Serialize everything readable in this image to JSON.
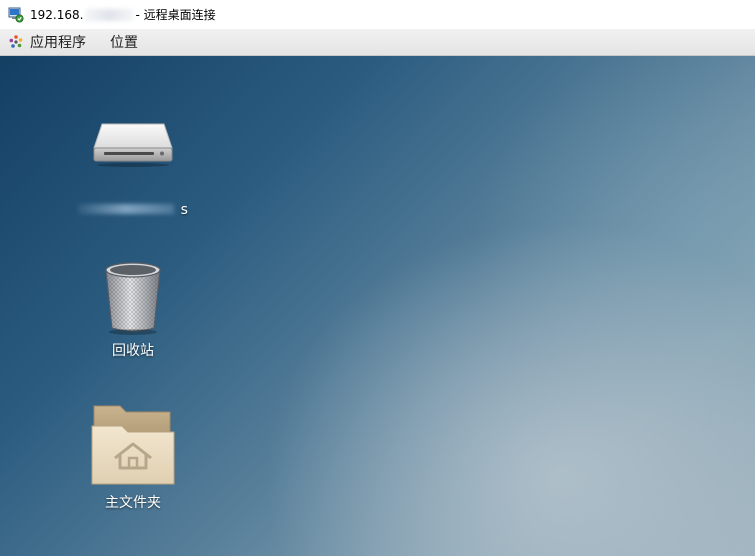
{
  "window": {
    "title_prefix": "192.168.",
    "title_suffix": "- 远程桌面连接"
  },
  "menubar": {
    "applications_label": "应用程序",
    "places_label": "位置"
  },
  "desktop": {
    "icons": [
      {
        "name": "drive",
        "label_suffix": "s"
      },
      {
        "name": "trash",
        "label": "回收站"
      },
      {
        "name": "home",
        "label": "主文件夹"
      }
    ]
  },
  "colors": {
    "desktop_top_left": "#133f63",
    "desktop_bottom_right": "#9fb3bf",
    "panel": "#e8e8e8"
  }
}
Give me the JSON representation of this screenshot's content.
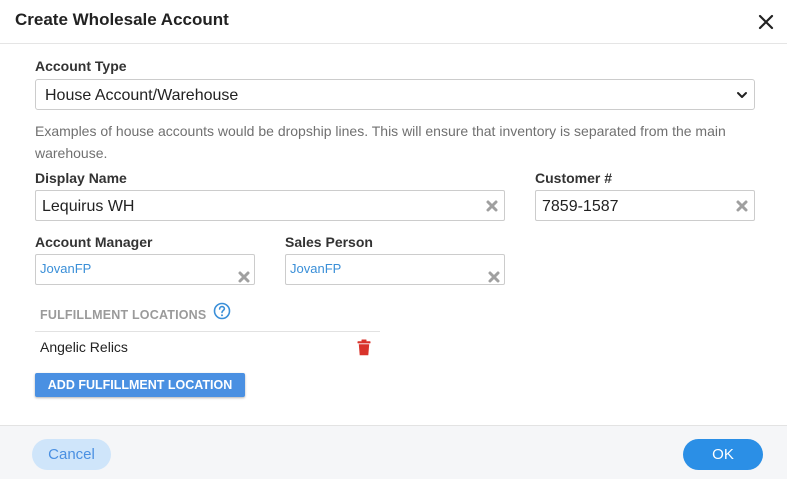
{
  "dialog": {
    "title": "Create Wholesale Account"
  },
  "account_type": {
    "label": "Account Type",
    "selected": "House Account/Warehouse",
    "help_text": "Examples of house accounts would be dropship lines. This will ensure that inventory is separated from the main warehouse."
  },
  "display_name": {
    "label": "Display Name",
    "value": "Lequirus WH"
  },
  "customer_number": {
    "label": "Customer #",
    "value": "7859-1587"
  },
  "account_manager": {
    "label": "Account Manager",
    "value": "JovanFP"
  },
  "sales_person": {
    "label": "Sales Person",
    "value": "JovanFP"
  },
  "fulfillment": {
    "label": "FULFILLMENT LOCATIONS",
    "locations": [
      {
        "name": "Angelic Relics"
      }
    ],
    "add_button": "ADD FULFILLMENT LOCATION"
  },
  "footer": {
    "cancel_label": "Cancel",
    "ok_label": "OK"
  },
  "colors": {
    "accent": "#2b8fe6",
    "link": "#3a8fd8",
    "danger": "#d9332b",
    "muted": "#9a9a9a"
  },
  "icons": [
    "close-icon",
    "chevron-down-icon",
    "clear-icon",
    "help-circle-icon",
    "trash-icon"
  ]
}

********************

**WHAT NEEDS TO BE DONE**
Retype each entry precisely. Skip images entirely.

**ANSWER SPACE**
Serialize everything readable in this image to JSON.
{
  "window": {
    "title_prefix": "192.168.",
    "title_suffix": "- 远程桌面连接"
  },
  "menubar": {
    "applications_label": "应用程序",
    "places_label": "位置"
  },
  "desktop": {
    "icons": [
      {
        "name": "drive",
        "label_suffix": "s"
      },
      {
        "name": "trash",
        "label": "回收站"
      },
      {
        "name": "home",
        "label": "主文件夹"
      }
    ]
  },
  "colors": {
    "desktop_top_left": "#133f63",
    "desktop_bottom_right": "#9fb3bf",
    "panel": "#e8e8e8"
  }
}
Give me the JSON representation of this screenshot's content.
{
  "dialog": {
    "title": "Create Wholesale Account"
  },
  "account_type": {
    "label": "Account Type",
    "selected": "House Account/Warehouse",
    "help_text": "Examples of house accounts would be dropship lines. This will ensure that inventory is separated from the main warehouse."
  },
  "display_name": {
    "label": "Display Name",
    "value": "Lequirus WH"
  },
  "customer_number": {
    "label": "Customer #",
    "value": "7859-1587"
  },
  "account_manager": {
    "label": "Account Manager",
    "value": "JovanFP"
  },
  "sales_person": {
    "label": "Sales Person",
    "value": "JovanFP"
  },
  "fulfillment": {
    "label": "FULFILLMENT LOCATIONS",
    "locations": [
      {
        "name": "Angelic Relics"
      }
    ],
    "add_button": "ADD FULFILLMENT LOCATION"
  },
  "footer": {
    "cancel_label": "Cancel",
    "ok_label": "OK"
  },
  "colors": {
    "accent": "#2b8fe6",
    "link": "#3a8fd8",
    "danger": "#d9332b",
    "muted": "#9a9a9a"
  },
  "icons": [
    "close-icon",
    "chevron-down-icon",
    "clear-icon",
    "help-circle-icon",
    "trash-icon"
  ]
}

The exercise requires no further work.